- A gambler wants to be in the market always.
- And they look for every opportunity to make money.
- A gambler goes for quick trades and does irrelevant tradings.
Traits of a professional trader
- A professional trader will have a forex strategy to follow.
- He/she would have complete knowledge of his strategy.
- And the professionals will develop it through learning and doing demo trading.
- The professional trader will have a trading plan
- The trader will be happy to have his own trading journal.
- And he /she will keep the records for the trades and transactions.
- For every trade, the professional trader applies risk management.
- The professional trader not only considers the ends.
- He/she also concentrates on the process of trading.
- The trader will treat it as a business, not as a game.
- They enter the trade only when there is the right opportunity.
- The professionals maintain a level head and are not emotional people.
Professional Forex Trading Vs. Forex Gambling
- Forex trading requires learning, practice, and experience.
- But gambling is based only on gut feeling.
- Forex trading can give you a regular income.
- But gambling can’t assure you a regular income.
- Forex is not addictive in nature.
- Whereas gambling is highly addictive.
- And it would turn you into a bankrupt.
- Gambling is played for fun also.
- But forex is a serious business, which involves investment and returns.
- In forex trading, though losses are inevitable, the trader will gain more money.
- But in gambling, the gambler will lose more money than he earns.
- As the saying goes, the house will always win in gambling.
- No such rigging of the process is possible in forex trading.
To sum up, a Forex gambler risks more than he/she can afford. They would receive more than 5% of their money. But professional traders won’t do anything risky. When they go for risky trades, they do it with the right tools just like Forex calculators.
Know the difference and groom the trader in you.

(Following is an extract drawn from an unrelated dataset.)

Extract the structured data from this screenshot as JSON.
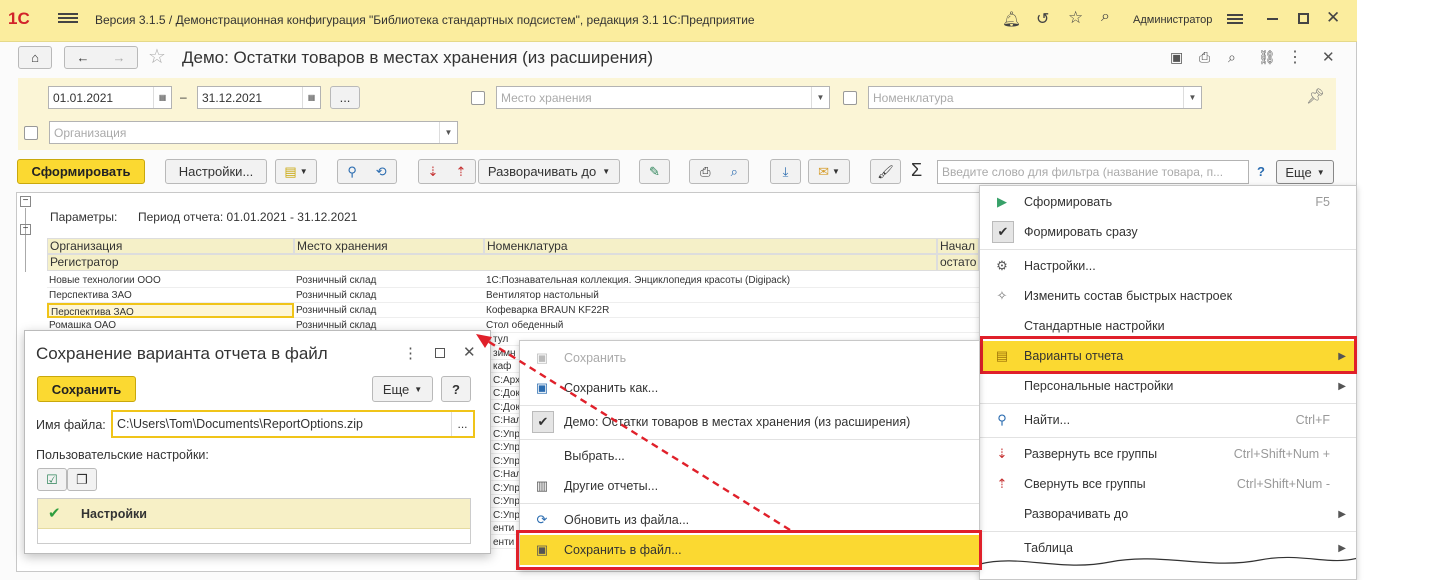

Vincent Nyagaka is a Professional Trader, Investor, and Author who is considered ‘The Authority” on Price Action Trading. His blog is read by over 300,000 every month and he has taught over 5,000 students from all over the world since 2016. Check out Vincent’s Professional Trading Course here.